**TASK BRIEF**
The full set of entries should be repeated without a single change.

**EXERCISE INPUTS**
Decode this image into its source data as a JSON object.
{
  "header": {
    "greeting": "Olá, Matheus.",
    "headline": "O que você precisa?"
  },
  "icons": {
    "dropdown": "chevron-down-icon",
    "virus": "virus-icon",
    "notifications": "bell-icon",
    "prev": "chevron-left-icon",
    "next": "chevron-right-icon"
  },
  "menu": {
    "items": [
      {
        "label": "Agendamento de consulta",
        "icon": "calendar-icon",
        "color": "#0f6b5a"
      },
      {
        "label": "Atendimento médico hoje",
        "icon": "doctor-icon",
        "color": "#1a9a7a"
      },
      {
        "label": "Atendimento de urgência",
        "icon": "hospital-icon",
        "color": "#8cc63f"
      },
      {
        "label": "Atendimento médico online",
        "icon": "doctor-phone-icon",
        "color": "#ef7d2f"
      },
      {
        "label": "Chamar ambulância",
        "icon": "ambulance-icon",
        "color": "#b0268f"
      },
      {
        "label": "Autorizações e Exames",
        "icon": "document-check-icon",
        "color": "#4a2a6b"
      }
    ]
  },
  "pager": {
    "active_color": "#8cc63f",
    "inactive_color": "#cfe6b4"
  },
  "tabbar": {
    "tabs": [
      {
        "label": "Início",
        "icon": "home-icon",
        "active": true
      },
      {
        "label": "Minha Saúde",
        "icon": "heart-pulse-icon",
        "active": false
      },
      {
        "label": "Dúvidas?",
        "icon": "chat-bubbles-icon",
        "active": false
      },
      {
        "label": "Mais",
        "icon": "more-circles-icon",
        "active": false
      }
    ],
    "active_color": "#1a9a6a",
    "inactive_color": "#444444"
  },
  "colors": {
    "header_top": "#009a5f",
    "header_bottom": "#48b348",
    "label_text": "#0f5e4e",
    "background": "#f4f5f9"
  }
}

**WRITTEN REPLY**
Decode this image into its source data as a JSON object.
{
  "header": {
    "greeting": "Olá, Matheus.",
    "headline": "O que você precisa?"
  },
  "icons": {
    "dropdown": "chevron-down-icon",
    "virus": "virus-icon",
    "notifications": "bell-icon",
    "prev": "chevron-left-icon",
    "next": "chevron-right-icon"
  },
  "menu": {
    "items": [
      {
        "label": "Agendamento de consulta",
        "icon": "calendar-icon",
        "color": "#0f6b5a"
      },
      {
        "label": "Atendimento médico hoje",
        "icon": "doctor-icon",
        "color": "#1a9a7a"
      },
      {
        "label": "Atendimento de urgência",
        "icon": "hospital-icon",
        "color": "#8cc63f"
      },
      {
        "label": "Atendimento médico online",
        "icon": "doctor-phone-icon",
        "color": "#ef7d2f"
      },
      {
        "label": "Chamar ambulância",
        "icon": "ambulance-icon",
        "color": "#b0268f"
      },
      {
        "label": "Autorizações e Exames",
        "icon": "document-check-icon",
        "color": "#4a2a6b"
      }
    ]
  },
  "pager": {
    "active_color": "#8cc63f",
    "inactive_color": "#cfe6b4"
  },
  "tabbar": {
    "tabs": [
      {
        "label": "Início",
        "icon": "home-icon",
        "active": true
      },
      {
        "label": "Minha Saúde",
        "icon": "heart-pulse-icon",
        "active": false
      },
      {
        "label": "Dúvidas?",
        "icon": "chat-bubbles-icon",
        "active": false
      },
      {
        "label": "Mais",
        "icon": "more-circles-icon",
        "active": false
      }
    ],
    "active_color": "#1a9a6a",
    "inactive_color": "#444444"
  },
  "colors": {
    "header_top": "#009a5f",
    "header_bottom": "#48b348",
    "label_text": "#0f5e4e",
    "background": "#f4f5f9"
  }
}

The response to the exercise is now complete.